The pronounced verticality of the Helvetica ultra-condensed typeface accentuates the vertical thrust of the window mullions, the mass of the skyscraper, and the erect stainless steel columns. On these columns, Kruger has applied phrases that read vertically rather than horizontally and that complicate their readability: "The globe shrinks for those that own it" and "Between being born and dying." Kruger completes the total transformation of the lobby space by covering the floor with sentences that read from opposite directions: "You make history when you do business," and "A rich man's jokes are always funny."
This new work is an immersive installation that transforms the iconic Lever Lobby into a textual array that zigzags between declaration and doubt, between threat and tenderness. It's the in-between that inserts itself into the brilliantly edged heart of architectural modernism and speaks of the space between the event and the everyday. Kruger's installation addresses the stroller and the task driven, and suggests the complicated terrain of this site, a piling on of power, ambition, pleasure, laughter, contempt and the finality of it all. As she has stated: "I think what I'm trying to do is create moments of recognition. To try to detonate some kind of feeling or understanding of lived experience.... I try to deal with the complexities of power and social life, but as far as the visual presentation goes I purposely avoid a high degree of difficulty."
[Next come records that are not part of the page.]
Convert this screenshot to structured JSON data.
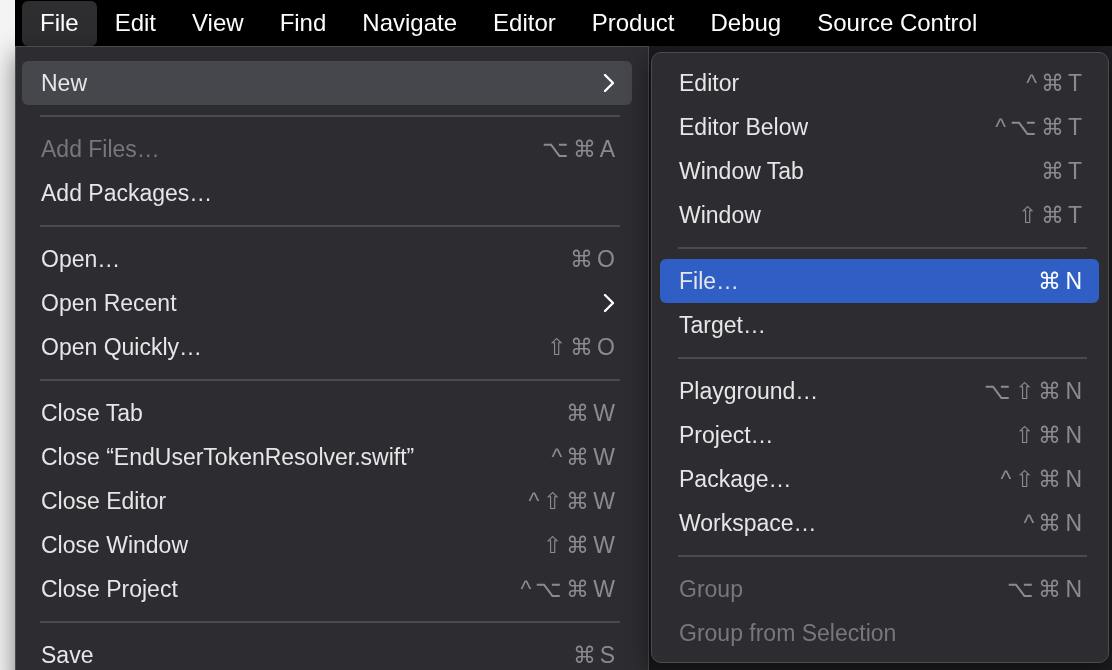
{
  "menu_bar": [
    {
      "label": "File",
      "selected": true
    },
    {
      "label": "Edit",
      "selected": false
    },
    {
      "label": "View",
      "selected": false
    },
    {
      "label": "Find",
      "selected": false
    },
    {
      "label": "Navigate",
      "selected": false
    },
    {
      "label": "Editor",
      "selected": false
    },
    {
      "label": "Product",
      "selected": false
    },
    {
      "label": "Debug",
      "selected": false
    },
    {
      "label": "Source Control",
      "selected": false
    }
  ],
  "file_menu": {
    "active": false,
    "items": [
      {
        "kind": "item",
        "label": "New",
        "submenu": true,
        "disabled": false,
        "selected": true
      },
      {
        "kind": "separator"
      },
      {
        "kind": "item",
        "label": "Add Files…",
        "shortcut": "⌥⌘A",
        "disabled": true,
        "selected": false
      },
      {
        "kind": "item",
        "label": "Add Packages…",
        "disabled": false,
        "selected": false
      },
      {
        "kind": "separator"
      },
      {
        "kind": "item",
        "label": "Open…",
        "shortcut": "⌘O",
        "disabled": false,
        "selected": false
      },
      {
        "kind": "item",
        "label": "Open Recent",
        "submenu": true,
        "disabled": false,
        "selected": false
      },
      {
        "kind": "item",
        "label": "Open Quickly…",
        "shortcut": "⇧⌘O",
        "disabled": false,
        "selected": false
      },
      {
        "kind": "separator"
      },
      {
        "kind": "item",
        "label": "Close Tab",
        "shortcut": "⌘W",
        "disabled": false,
        "selected": false
      },
      {
        "kind": "item",
        "label": "Close “EndUserTokenResolver.swift”",
        "shortcut": "^⌘W",
        "disabled": false,
        "selected": false
      },
      {
        "kind": "item",
        "label": "Close Editor",
        "shortcut": "^⇧⌘W",
        "disabled": false,
        "selected": false
      },
      {
        "kind": "item",
        "label": "Close Window",
        "shortcut": "⇧⌘W",
        "disabled": false,
        "selected": false
      },
      {
        "kind": "item",
        "label": "Close Project",
        "shortcut": "^⌥⌘W",
        "disabled": false,
        "selected": false
      },
      {
        "kind": "separator"
      },
      {
        "kind": "item",
        "label": "Save",
        "shortcut": "⌘S",
        "disabled": false,
        "selected": false
      }
    ]
  },
  "new_submenu": {
    "active": true,
    "items": [
      {
        "kind": "item",
        "label": "Editor",
        "shortcut": "^⌘T",
        "disabled": false,
        "selected": false
      },
      {
        "kind": "item",
        "label": "Editor Below",
        "shortcut": "^⌥⌘T",
        "disabled": false,
        "selected": false
      },
      {
        "kind": "item",
        "label": "Window Tab",
        "shortcut": "⌘T",
        "disabled": false,
        "selected": false
      },
      {
        "kind": "item",
        "label": "Window",
        "shortcut": "⇧⌘T",
        "disabled": false,
        "selected": false
      },
      {
        "kind": "separator"
      },
      {
        "kind": "item",
        "label": "File…",
        "shortcut": "⌘N",
        "disabled": false,
        "selected": true
      },
      {
        "kind": "item",
        "label": "Target…",
        "disabled": false,
        "selected": false
      },
      {
        "kind": "separator"
      },
      {
        "kind": "item",
        "label": "Playground…",
        "shortcut": "⌥⇧⌘N",
        "disabled": false,
        "selected": false
      },
      {
        "kind": "item",
        "label": "Project…",
        "shortcut": "⇧⌘N",
        "disabled": false,
        "selected": false
      },
      {
        "kind": "item",
        "label": "Package…",
        "shortcut": "^⇧⌘N",
        "disabled": false,
        "selected": false
      },
      {
        "kind": "item",
        "label": "Workspace…",
        "shortcut": "^⌘N",
        "disabled": false,
        "selected": false
      },
      {
        "kind": "separator"
      },
      {
        "kind": "item",
        "label": "Group",
        "shortcut": "⌥⌘N",
        "disabled": true,
        "selected": false
      },
      {
        "kind": "item",
        "label": "Group from Selection",
        "disabled": true,
        "selected": false
      }
    ]
  }
}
Barbara Kruger was born in Newark, New Jersey, in 1945, and studied at Syracuse University, the School of Visual Arts, and Parson's School of Design, New York. Her work is in the collections of major national and international museums, and she has recently had solo exhibitions at the Museum of Contemporary Art, Los Angeles; Whitney Museum of American Art, New York; Palazzo Belle Papesse, Centro Arle Contemporanea, Siena, Italy; Museum of Contemporary Art, San Diego; Moderna Museet, Stockholm; and Mary Boone Gallery, New York. The artist lives in Los Angeles, where she is a professor at UCLA, and New York City.
Richard D. Marshall, Curator
MUM THN6 BON AND DYLV6, 2009
Acrylic ink on adhesive vinyl, dimensions variable
Lever House Art Collection, New York